My new book, Dark Magic, features two troupes of magicians. One is using black magic in their act, but the other is made up of regular stage magicians and many of the tricks described are often featured in the magic shows that many of you may have seen.
There is a mention of Fay Presto’s “bottle through table” trick. Fay is a real person and a stalwart of the British (and, increasingly, international) magic scene. “Bottle through table” is one of her two signature tricks, the other being pinning a chosen card to the ceiling. The card trick is truly remarkable. A member of the audience selects a card, it is shuffled into the pack, and then Fay throws the pack and a thumb-tack at the ceiling. All the cards fall to the ground except one which is pinned to the ceiling. She doesn’t perform it often these days as fewer ceilings are made of the sort of tiles that it’s easy to pin things to and which burn so prettily when the place catches fire. She also claims that she no longer has quite the strength in her wrist needed to make a success of the trick. But in clubs in London and around the country you may still see playing cards pinned to the ceiling, proof that Fay once visited and nobody could be bothered to find a ladder long enough to recover the card.
Fay is very much in the old tradition of magic. The bread-and-butter of her work is performing in clubs and private parties, mainly doing close-up magic or “table magic”, so-called because the tricks are worked at restaurant tables where most (if not all) of the magician’s income comes from tips. Unless you have affluent friends or enjoy expensive clubs, it’s likely that you have never seen top-quality table magic, which is a shame. It’s probably the most demanding kind of magic there is. Big stage illusions can be practically self-working and, in any case, are carried out, as the name implies, on a stage where you have control of the lighting and, more importantly, the angle at which the audience sees the trick. The audience too, having paid good money to see you, desperately wants to be impressed. Table magicians, on the other hand, are working really close to an audience who may shuffle and move around or peer over from adjoining tables, meaning that the magician is never quite sure of their audience’s sightlines. Somebody at the table may not like magicians, somebody may be drunk – the table magician has to win them over. And the audience hasn’t paid for a ticket and, indeed, may be quite keen to convince themselves they haven’t seen anything worthy of a tip. Watching the likes of Fay Presto not only performing seriously high-end prestidigitation (she is often described by fellow professionals as one of the best close-up magicians in the world) but doing all this while quietly controlling the drunk, winning over the sceptic, and charming everybody else into generous payment for her act, is a pleasure.

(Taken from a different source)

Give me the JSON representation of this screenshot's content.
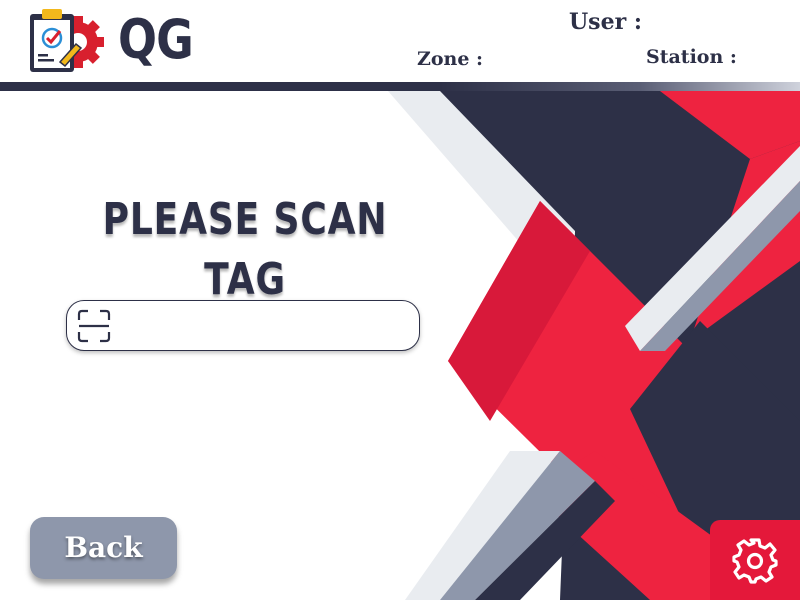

Fay performed at my son’s wedding. He’s not rich, but he’s a good friend of hers and this was a generous gift. She’s about to pour a glass of wine into that newspaper and when the paper is torn up, not a drop of wine will be seen – and she’s doing this with people watching from behind her!
Fay, like a lot of magicians, has been seeing something of a career revival of late. Perhaps it’s a response to the grim reality around us these days that more and more people want to escape into a world of magic. Whatever the reason, it’s good news for the likes of Fay Presto and for those of us who appreciate the special wonder of an evening with people like her.
I hope that there is a touch of magic in my book as well.
Fay has weekly residencies at Langan’s Brasserie and The Ned in London. Other performances and contact information can be found at FayPresto.com
Dark Magic is available on kindle (mybook.to/DarkMagic) and now also in paperback ( https://www.amazon.co.uk/Dark-Magic-Tom-Williams/dp/1916263518 )